It includes resources from various fields that are at least in some way connected to medicine - that’s why I call it a “mashup”. That’s because, in a world of specialists, generalists succeed.
What can you expect? Expect interesting resources from a range of areas connected to medicine every Sunday. I provide them to you, you upgrade your knowledge.
Now let’s dive into a "pilot" issue. I hope you like it and send some feedback my way!
WHO published its official coronavirus report. They explain the process of the outbreak from the start to where it is now. It seems that China’s initial response was key to prevent an even bigger outbreak. Reading this analysis and forming an opinion is much better than following the news.
I never thought about the importance of learning about climate change in medical school. Until I read this article in this month’s Nature Medicine explaining why we should be taught about it. Where the article got me was this: “teaching a handful of scattered facts misses the bigger picture: planetary health is intimately linked with human health.”
Speaking of climate change, New York banned single-use plastic bags on March 2nd. They use about 23 billion of them each year. But it’s not like they’re the first in the world. The European Union banned them in 2018, which is even more incredible given that this affects about 450 million people.
There are more and more people cycling to work in the world. 4 out of 12 cities mentioned are in the Netherlands. I’m not surprised. At least around and in Amsterdam, there are bike lanes everywhere. Where there’s a road, there’s a bike lane. Where there’s a rail, there’s a bike lane. It’s amazing how the Dutch were able to cultivate the mindset and encourage people to ride a bike every day.
Eric Topol is a cardiologist, who occupies himself with AI. In a podcast episode, he explains what lies ahead of it. It’s interesting how medicine is slow to adopt the help AI offers. It could revolutionise diagnosis. Even more, it could help doctors with their work, since the number of patients is rising every year. Is it due to the fear of losing jobs as doctors? This shouldn’t be a concern. Humans will always be better in the “human factor”. This means, for example, having meaningful conversations with patients. Or knowing the context of the situation and acting accordingly.
An unbelievable example of using technology in healthcare is Rwanda. The developed world might think Rwanda is a third world country, but its advances in digital healthcare are tremendous. Babylon Health is a British company and their mission is to provide affordable healthcare with technology. They’ve been successfully doing that in Rwanda. They already completed 1 million consultations (3000+ every day) in even the most remote areas of the country. Oh, and they just signed a partnership with Babylon Health for the next 10 years.
What’s the difference between visceral and subcutaneous fat? The best way to explain it would be as an analogy to a city. The subcutaneous fat is located among the suburbs, not in the city centre. It’s organised and to some extent even beneficial. The visceral fat is located in the city centre where it blocks all normally occurring processes. So the subcutaneous fat is the “good fat” and helps us store energy for stressful situations. The visceral fat is the “bad one”. It disturbs the normal functions of some organs and leads to insulin resistance (also known as type 2 diabetes). Go in-depth by listening to this podcast.
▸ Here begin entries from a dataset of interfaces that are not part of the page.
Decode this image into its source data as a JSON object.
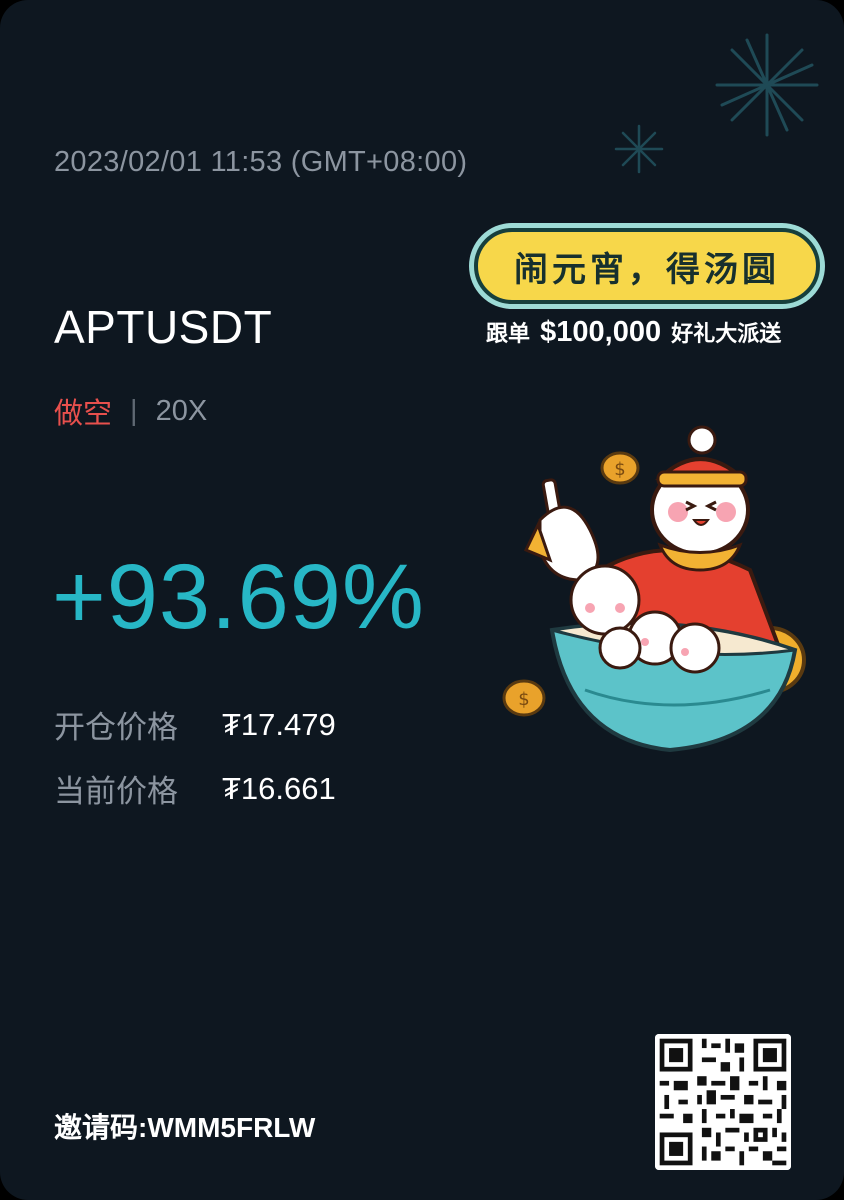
{
  "timestamp": "2023/02/01 11:53 (GMT+08:00)",
  "symbol": "APTUSDT",
  "position": {
    "side": "做空",
    "separator": "|",
    "leverage": "20X"
  },
  "roi": "+93.69%",
  "prices": [
    {
      "label": "开仓价格",
      "value": "₮17.479"
    },
    {
      "label": "当前价格",
      "value": "₮16.661"
    }
  ],
  "promo": {
    "title": "闹元宵，得汤圆",
    "subtitle_prefix": "跟单",
    "subtitle_amount": "$100,000",
    "subtitle_suffix": "好礼大派送"
  },
  "invite": "邀请码:WMM5FRLW",
  "colors": {
    "background": "#0e1720",
    "profit": "#27b7c6",
    "short": "#e8504d",
    "muted": "#8c95a0"
  },
  "icons": [
    "firework-icon",
    "rabbit-illustration",
    "coin-icon",
    "qr-code"
  ]
}
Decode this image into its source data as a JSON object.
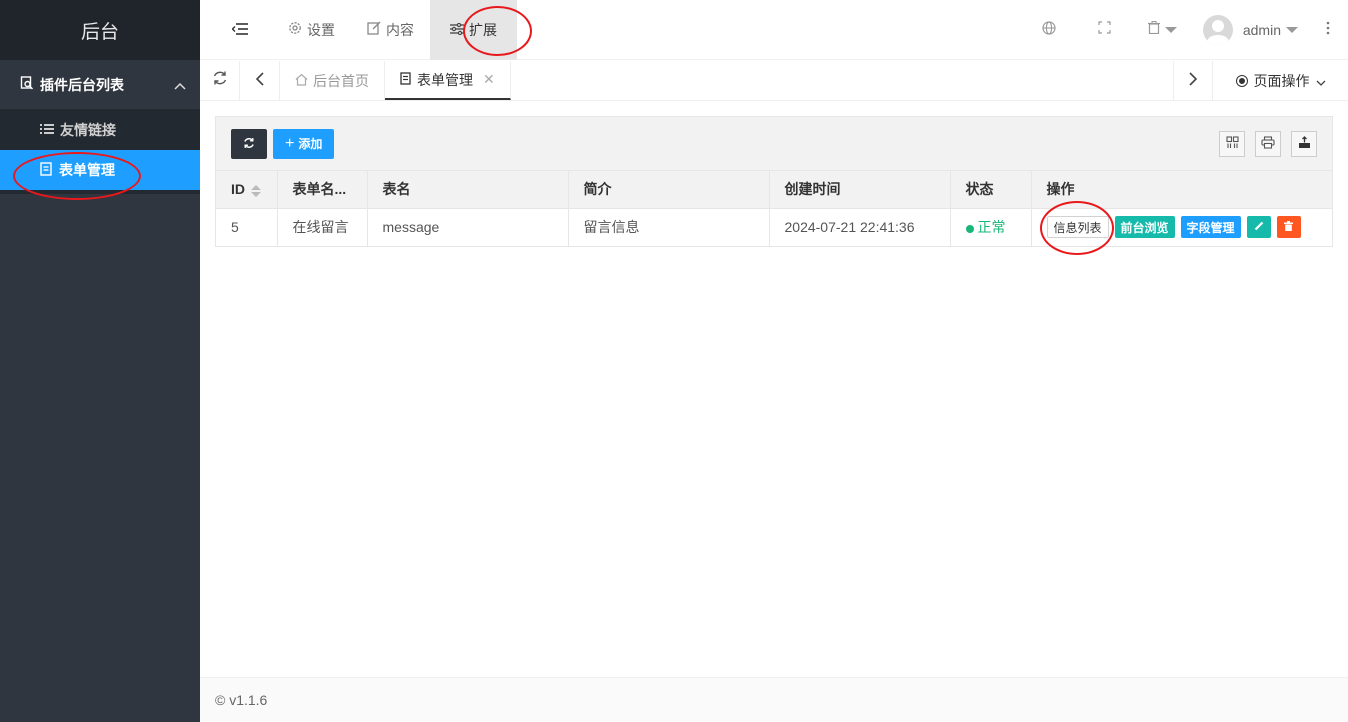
{
  "sidebar": {
    "logo": "后台",
    "group": {
      "label": "插件后台列表",
      "icon": "search-doc-icon"
    },
    "items": [
      {
        "label": "友情链接",
        "icon": "list-icon"
      },
      {
        "label": "表单管理",
        "icon": "doc-icon",
        "active": true
      }
    ]
  },
  "header": {
    "nav": [
      {
        "label": "设置",
        "icon": "gear-icon"
      },
      {
        "label": "内容",
        "icon": "edit-icon"
      },
      {
        "label": "扩展",
        "icon": "sliders-icon",
        "active": true
      }
    ],
    "user": "admin"
  },
  "tabs": {
    "items": [
      {
        "label": "后台首页",
        "icon": "home-icon"
      },
      {
        "label": "表单管理",
        "icon": "doc-icon",
        "active": true
      }
    ],
    "page_ops": "页面操作"
  },
  "toolbar": {
    "add_label": "添加"
  },
  "table": {
    "headers": [
      "ID",
      "表单名...",
      "表名",
      "简介",
      "创建时间",
      "状态",
      "操作"
    ],
    "rows": [
      {
        "id": "5",
        "form_name": "在线留言",
        "table_name": "message",
        "intro": "留言信息",
        "created": "2024-07-21 22:41:36",
        "status": "正常",
        "actions": [
          "信息列表",
          "前台浏览",
          "字段管理"
        ]
      }
    ]
  },
  "footer": {
    "version": "© v1.1.6"
  },
  "colors": {
    "accent": "#1e9fff",
    "sidebar": "#2f363f",
    "success": "#16b777",
    "danger": "#ff5722",
    "teal": "#16baaa",
    "annotation": "#e8191c"
  }
}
Some recent research papers indicate a small revolution in testing for Alzheimer’s disease (AD). The definitive test is a post-mortem analysis of the brain. The current methods to detect it are analysing the cerebrospinal fluid (CSF) or a PET scan of the brain. However, these two methods are expensive, time-consuming and in case of the CSF test uncomfortable for patients. The “revolution” I mentioned comes from testing the blood. Some results show promise in detecting slightly altered tau protein that’s a marker for AD in the brain. Why is this so promising? Because this could be a way of detecting early impairment that’s asymptomatic. We could then first detect it in the blood during a routine test and later use the gold standards (CSF and PET) to confirm. But as always, the earlier the better. Read more here.